# [The problem]
Set down the entries once more, exactly as given.

Material provided: Begin

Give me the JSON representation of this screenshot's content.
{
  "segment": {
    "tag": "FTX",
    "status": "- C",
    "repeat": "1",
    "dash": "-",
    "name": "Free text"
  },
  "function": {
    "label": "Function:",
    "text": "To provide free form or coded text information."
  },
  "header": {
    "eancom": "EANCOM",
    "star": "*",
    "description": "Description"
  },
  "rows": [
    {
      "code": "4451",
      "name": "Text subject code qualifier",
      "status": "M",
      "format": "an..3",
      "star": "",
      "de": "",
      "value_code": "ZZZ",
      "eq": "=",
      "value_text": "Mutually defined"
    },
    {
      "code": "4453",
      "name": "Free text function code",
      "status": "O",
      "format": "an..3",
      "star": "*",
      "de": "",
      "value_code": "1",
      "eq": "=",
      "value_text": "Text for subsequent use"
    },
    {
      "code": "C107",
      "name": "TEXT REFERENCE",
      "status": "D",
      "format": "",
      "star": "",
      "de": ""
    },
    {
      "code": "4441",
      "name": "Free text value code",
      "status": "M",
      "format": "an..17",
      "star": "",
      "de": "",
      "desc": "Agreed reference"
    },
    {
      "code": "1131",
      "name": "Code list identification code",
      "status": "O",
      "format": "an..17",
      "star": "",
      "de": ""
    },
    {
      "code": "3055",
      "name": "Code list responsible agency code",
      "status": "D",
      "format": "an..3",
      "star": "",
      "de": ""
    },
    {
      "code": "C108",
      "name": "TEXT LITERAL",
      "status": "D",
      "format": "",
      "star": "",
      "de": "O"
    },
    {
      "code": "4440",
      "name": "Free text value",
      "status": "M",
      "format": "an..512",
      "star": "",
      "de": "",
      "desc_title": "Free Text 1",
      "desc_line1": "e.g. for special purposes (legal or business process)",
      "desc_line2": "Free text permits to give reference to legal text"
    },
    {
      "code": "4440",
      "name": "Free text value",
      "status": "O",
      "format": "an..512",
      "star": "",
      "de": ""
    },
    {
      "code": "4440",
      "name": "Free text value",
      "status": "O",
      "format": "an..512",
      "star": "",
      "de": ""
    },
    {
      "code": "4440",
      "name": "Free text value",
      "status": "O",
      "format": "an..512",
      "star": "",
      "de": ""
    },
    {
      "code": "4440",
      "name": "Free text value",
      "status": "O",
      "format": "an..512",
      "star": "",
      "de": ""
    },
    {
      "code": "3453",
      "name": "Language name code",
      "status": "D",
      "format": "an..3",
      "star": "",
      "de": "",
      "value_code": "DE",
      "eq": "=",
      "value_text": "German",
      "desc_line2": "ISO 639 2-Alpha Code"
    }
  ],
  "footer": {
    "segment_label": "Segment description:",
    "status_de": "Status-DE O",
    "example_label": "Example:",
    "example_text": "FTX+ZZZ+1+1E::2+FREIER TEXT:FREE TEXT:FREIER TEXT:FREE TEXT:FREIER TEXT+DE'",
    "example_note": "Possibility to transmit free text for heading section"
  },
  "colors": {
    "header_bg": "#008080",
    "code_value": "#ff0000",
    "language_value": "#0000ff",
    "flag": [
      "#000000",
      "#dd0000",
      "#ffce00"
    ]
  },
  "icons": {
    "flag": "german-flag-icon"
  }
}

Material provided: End

# [Written response]
Give me the JSON representation of this screenshot's content.
{
  "segment": {
    "tag": "FTX",
    "status": "- C",
    "repeat": "1",
    "dash": "-",
    "name": "Free text"
  },
  "function": {
    "label": "Function:",
    "text": "To provide free form or coded text information."
  },
  "header": {
    "eancom": "EANCOM",
    "star": "*",
    "description": "Description"
  },
  "rows": [
    {
      "code": "4451",
      "name": "Text subject code qualifier",
      "status": "M",
      "format": "an..3",
      "star": "",
      "de": "",
      "value_code": "ZZZ",
      "eq": "=",
      "value_text": "Mutually defined"
    },
    {
      "code": "4453",
      "name": "Free text function code",
      "status": "O",
      "format": "an..3",
      "star": "*",
      "de": "",
      "value_code": "1",
      "eq": "=",
      "value_text": "Text for subsequent use"
    },
    {
      "code": "C107",
      "name": "TEXT REFERENCE",
      "status": "D",
      "format": "",
      "star": "",
      "de": ""
    },
    {
      "code": "4441",
      "name": "Free text value code",
      "status": "M",
      "format": "an..17",
      "star": "",
      "de": "",
      "desc": "Agreed reference"
    },
    {
      "code": "1131",
      "name": "Code list identification code",
      "status": "O",
      "format": "an..17",
      "star": "",
      "de": ""
    },
    {
      "code": "3055",
      "name": "Code list responsible agency code",
      "status": "D",
      "format": "an..3",
      "star": "",
      "de": ""
    },
    {
      "code": "C108",
      "name": "TEXT LITERAL",
      "status": "D",
      "format": "",
      "star": "",
      "de": "O"
    },
    {
      "code": "4440",
      "name": "Free text value",
      "status": "M",
      "format": "an..512",
      "star": "",
      "de": "",
      "desc_title": "Free Text 1",
      "desc_line1": "e.g. for special purposes (legal or business process)",
      "desc_line2": "Free text permits to give reference to legal text"
    },
    {
      "code": "4440",
      "name": "Free text value",
      "status": "O",
      "format": "an..512",
      "star": "",
      "de": ""
    },
    {
      "code": "4440",
      "name": "Free text value",
      "status": "O",
      "format": "an..512",
      "star": "",
      "de": ""
    },
    {
      "code": "4440",
      "name": "Free text value",
      "status": "O",
      "format": "an..512",
      "star": "",
      "de": ""
    },
    {
      "code": "4440",
      "name": "Free text value",
      "status": "O",
      "format": "an..512",
      "star": "",
      "de": ""
    },
    {
      "code": "3453",
      "name": "Language name code",
      "status": "D",
      "format": "an..3",
      "star": "",
      "de": "",
      "value_code": "DE",
      "eq": "=",
      "value_text": "German",
      "desc_line2": "ISO 639 2-Alpha Code"
    }
  ],
  "footer": {
    "segment_label": "Segment description:",
    "status_de": "Status-DE O",
    "example_label": "Example:",
    "example_text": "FTX+ZZZ+1+1E::2+FREIER TEXT:FREE TEXT:FREIER TEXT:FREE TEXT:FREIER TEXT+DE'",
    "example_note": "Possibility to transmit free text for heading section"
  },
  "colors": {
    "header_bg": "#008080",
    "code_value": "#ff0000",
    "language_value": "#0000ff",
    "flag": [
      "#000000",
      "#dd0000",
      "#ffce00"
    ]
  },
  "icons": {
    "flag": "german-flag-icon"
  }
}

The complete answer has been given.